▶ **Required action**
Copy every line that contains the string "this" from the entries below.

___ Information supplied

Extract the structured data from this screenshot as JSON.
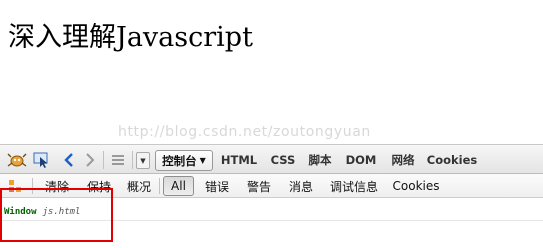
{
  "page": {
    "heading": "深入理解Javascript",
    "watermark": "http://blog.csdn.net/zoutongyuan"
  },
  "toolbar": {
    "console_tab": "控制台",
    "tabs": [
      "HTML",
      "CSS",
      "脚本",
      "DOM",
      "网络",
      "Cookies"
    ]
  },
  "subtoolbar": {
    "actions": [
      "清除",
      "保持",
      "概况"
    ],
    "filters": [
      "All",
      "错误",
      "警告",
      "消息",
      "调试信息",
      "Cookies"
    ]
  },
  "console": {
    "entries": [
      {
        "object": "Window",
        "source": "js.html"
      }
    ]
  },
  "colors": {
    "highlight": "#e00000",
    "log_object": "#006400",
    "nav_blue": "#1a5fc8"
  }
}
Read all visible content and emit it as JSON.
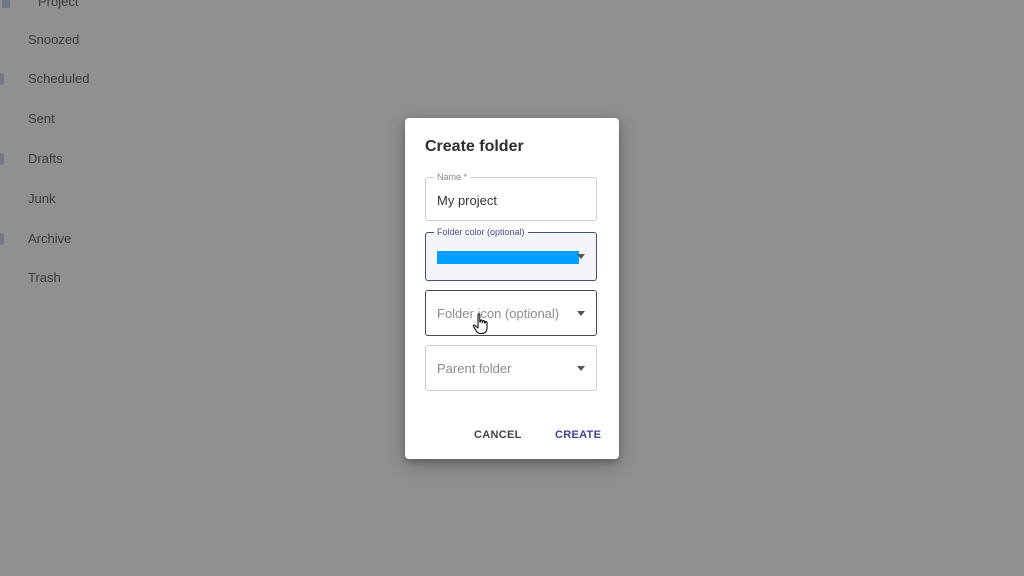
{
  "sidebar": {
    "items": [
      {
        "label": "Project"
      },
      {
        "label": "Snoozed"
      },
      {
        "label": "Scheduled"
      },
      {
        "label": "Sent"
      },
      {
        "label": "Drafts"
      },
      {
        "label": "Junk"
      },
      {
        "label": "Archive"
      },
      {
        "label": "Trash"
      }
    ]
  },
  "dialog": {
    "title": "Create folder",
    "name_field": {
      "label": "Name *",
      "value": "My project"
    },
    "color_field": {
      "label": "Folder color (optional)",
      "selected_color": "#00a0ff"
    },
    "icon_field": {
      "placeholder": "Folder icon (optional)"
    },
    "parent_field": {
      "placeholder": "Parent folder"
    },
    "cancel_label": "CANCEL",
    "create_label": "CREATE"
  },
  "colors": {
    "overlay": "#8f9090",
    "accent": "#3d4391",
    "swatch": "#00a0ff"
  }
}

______
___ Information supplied

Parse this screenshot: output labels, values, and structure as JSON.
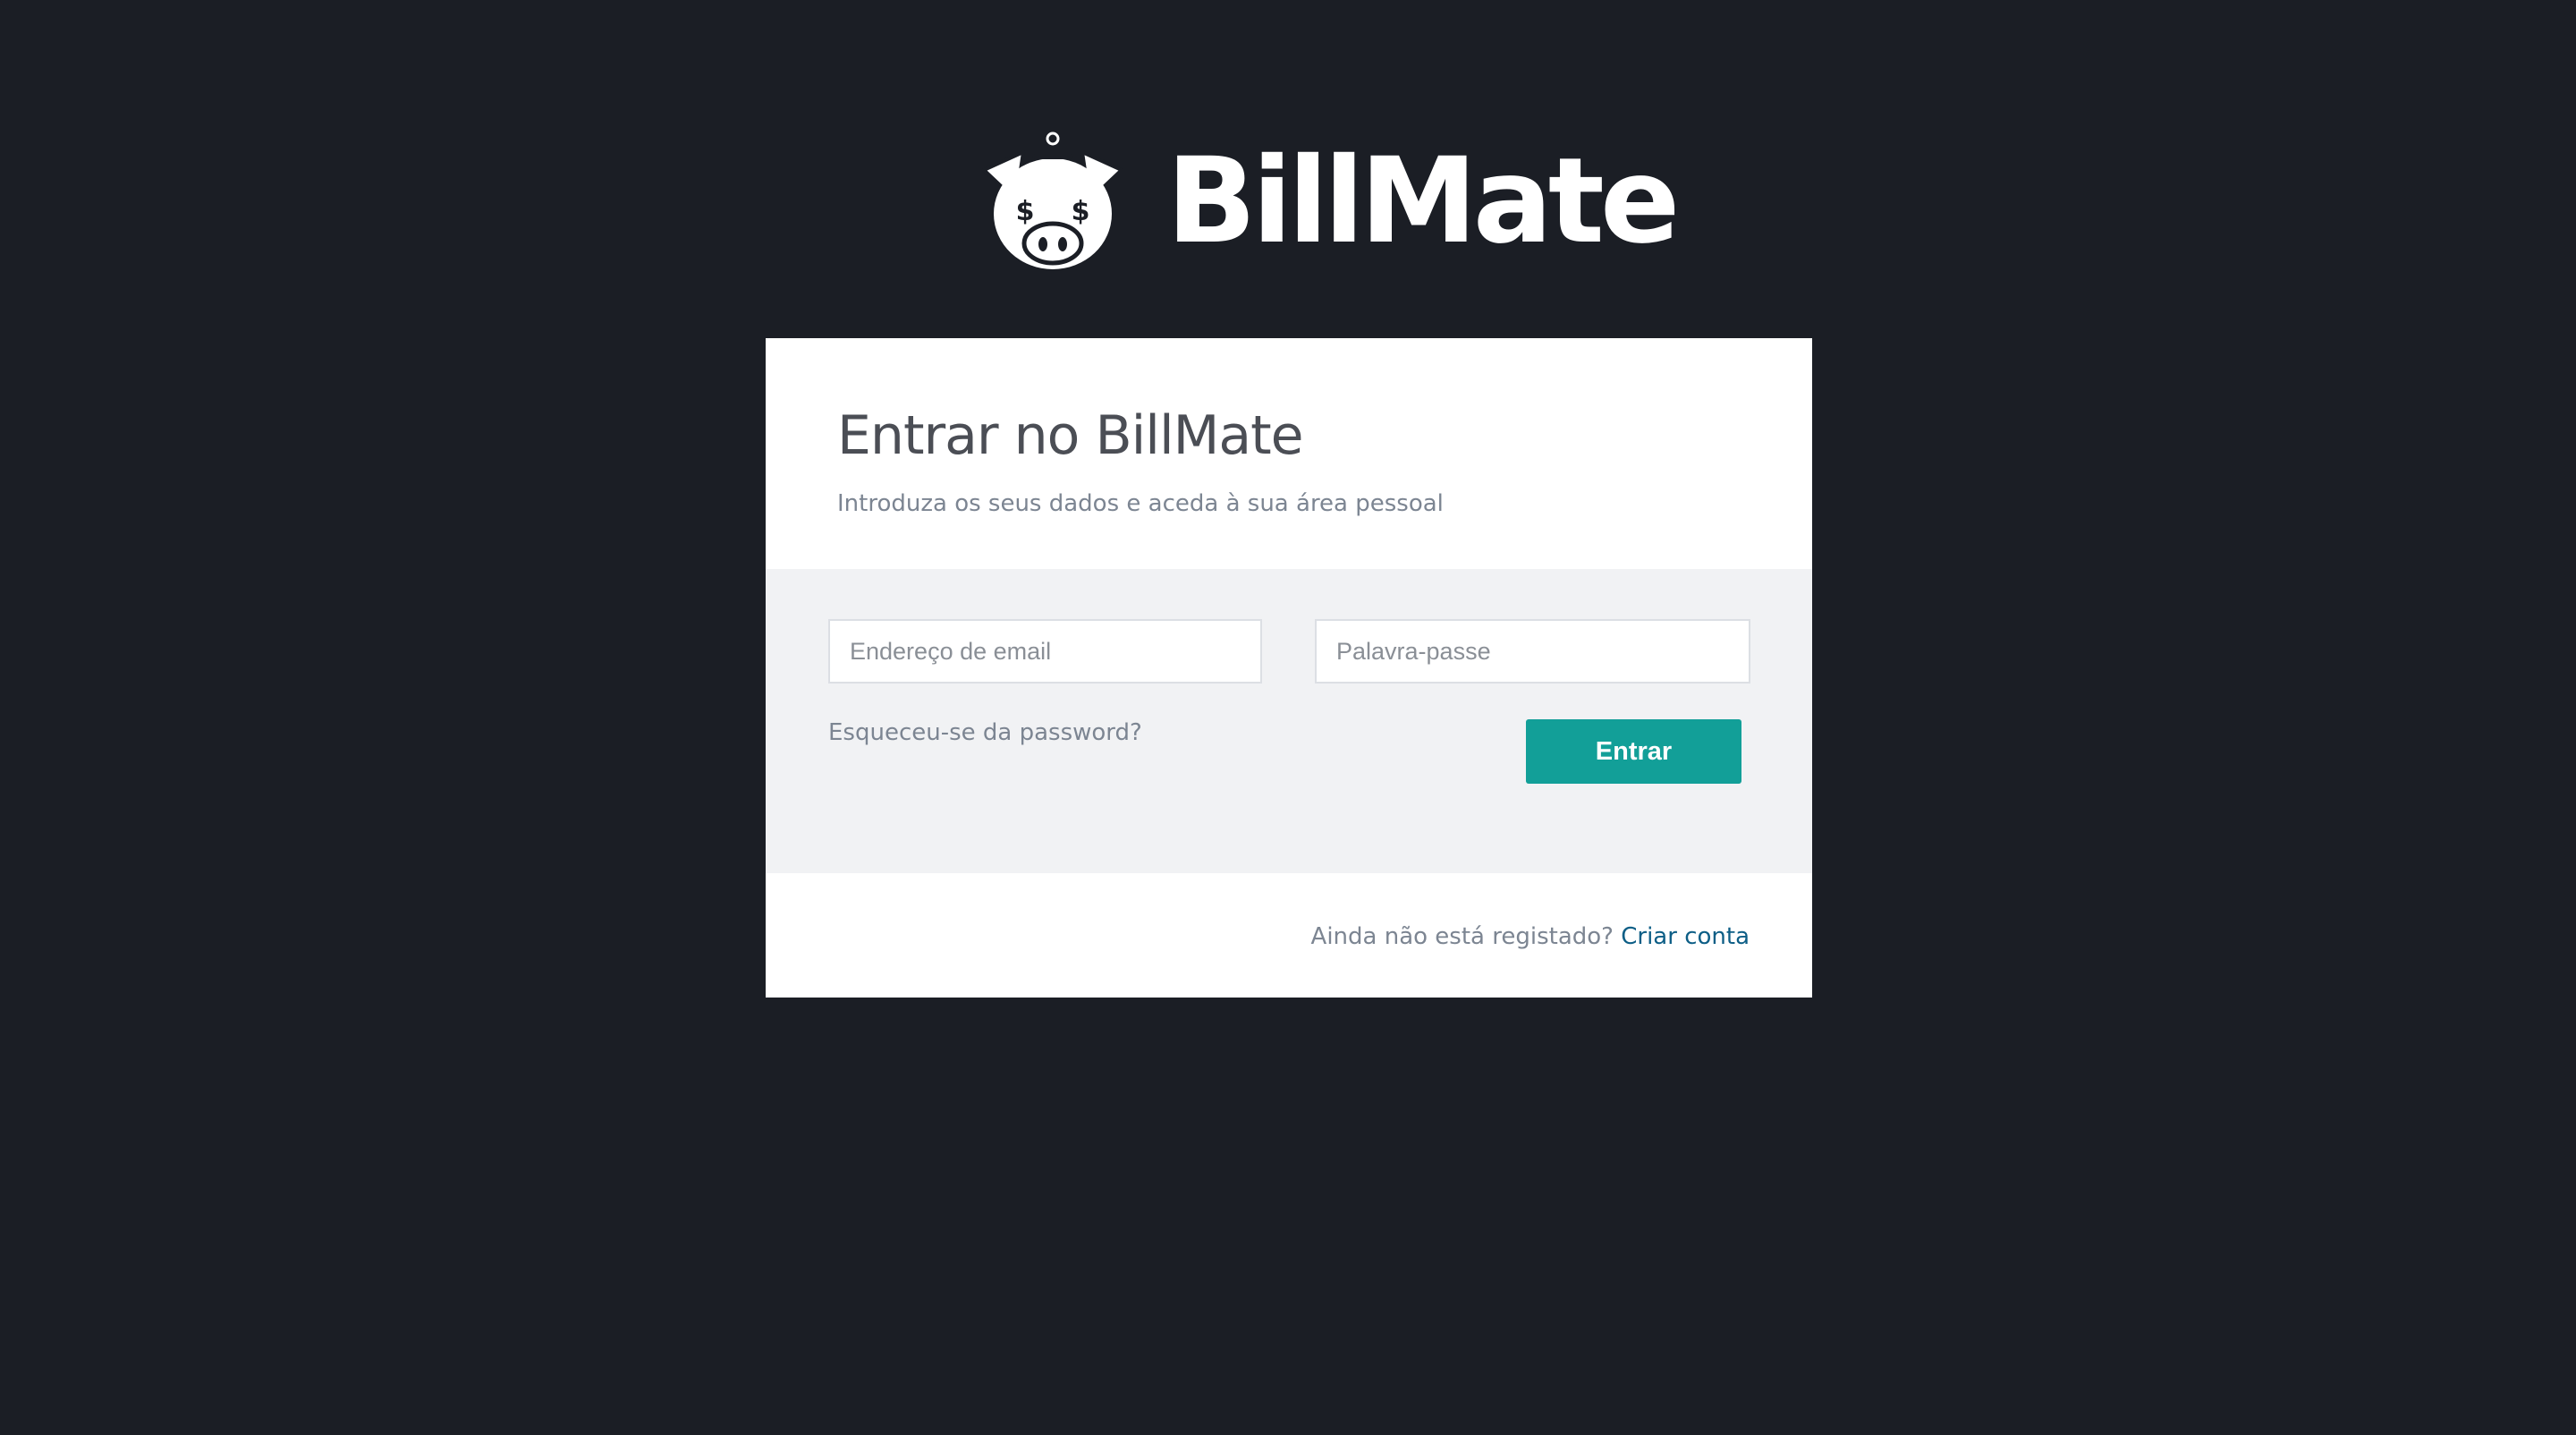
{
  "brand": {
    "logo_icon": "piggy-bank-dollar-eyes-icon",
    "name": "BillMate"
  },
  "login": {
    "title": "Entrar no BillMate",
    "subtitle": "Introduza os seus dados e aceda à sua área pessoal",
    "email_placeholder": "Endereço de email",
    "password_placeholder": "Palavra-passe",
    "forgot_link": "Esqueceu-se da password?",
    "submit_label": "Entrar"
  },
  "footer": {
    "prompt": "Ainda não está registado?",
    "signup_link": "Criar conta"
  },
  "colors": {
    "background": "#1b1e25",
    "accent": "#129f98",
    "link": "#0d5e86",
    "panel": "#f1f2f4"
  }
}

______

▶ **Final answer**
Extract the structured data from this screenshot as JSON.
Parse this screenshot: output labels, values, and structure as JSON.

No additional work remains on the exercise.